Task: Exactly as written, set down each line of the data below except its pictures.

### Exercise inputs

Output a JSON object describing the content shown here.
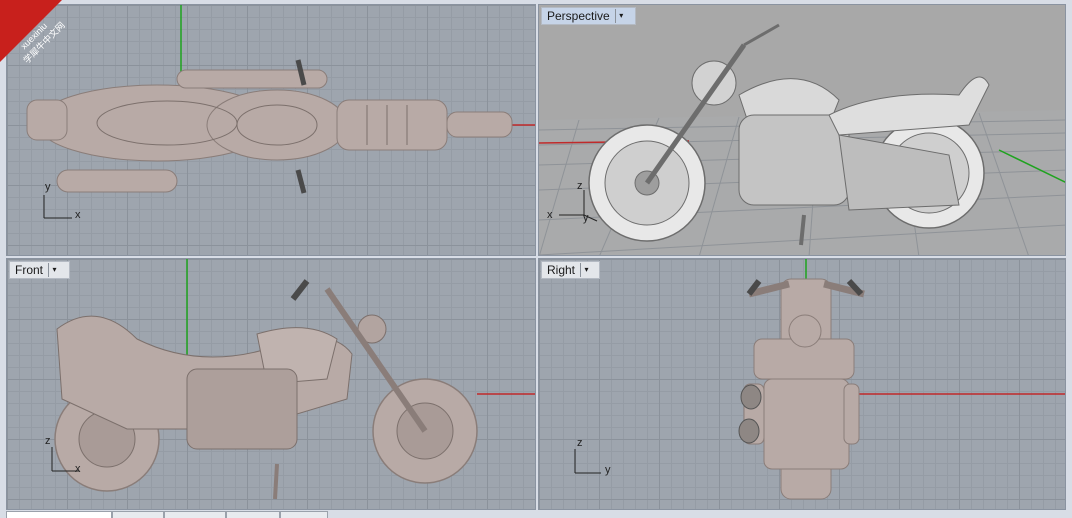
{
  "viewports": {
    "top": {
      "title": ""
    },
    "perspective": {
      "title": "Perspective",
      "dropdown": "▾"
    },
    "front": {
      "title": "Front",
      "dropdown": "▾"
    },
    "right": {
      "title": "Right",
      "dropdown": "▾"
    }
  },
  "axes": {
    "top": {
      "a": "y",
      "b": "x"
    },
    "perspective": {
      "a": "z",
      "b": "x",
      "c": "y"
    },
    "front": {
      "a": "z",
      "b": "x"
    },
    "right": {
      "a": "z",
      "b": "y"
    }
  },
  "watermark": {
    "line1": "xuexiniu",
    "line2": "学犀牛中文网"
  },
  "tabs": [
    "",
    "",
    "",
    "",
    ""
  ]
}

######

Result:
Output a JSON object describing the content shown here.
{
  "viewports": {
    "top": {
      "title": ""
    },
    "perspective": {
      "title": "Perspective",
      "dropdown": "▾"
    },
    "front": {
      "title": "Front",
      "dropdown": "▾"
    },
    "right": {
      "title": "Right",
      "dropdown": "▾"
    }
  },
  "axes": {
    "top": {
      "a": "y",
      "b": "x"
    },
    "perspective": {
      "a": "z",
      "b": "x",
      "c": "y"
    },
    "front": {
      "a": "z",
      "b": "x"
    },
    "right": {
      "a": "z",
      "b": "y"
    }
  },
  "watermark": {
    "line1": "xuexiniu",
    "line2": "学犀牛中文网"
  },
  "tabs": [
    "",
    "",
    "",
    "",
    ""
  ]
}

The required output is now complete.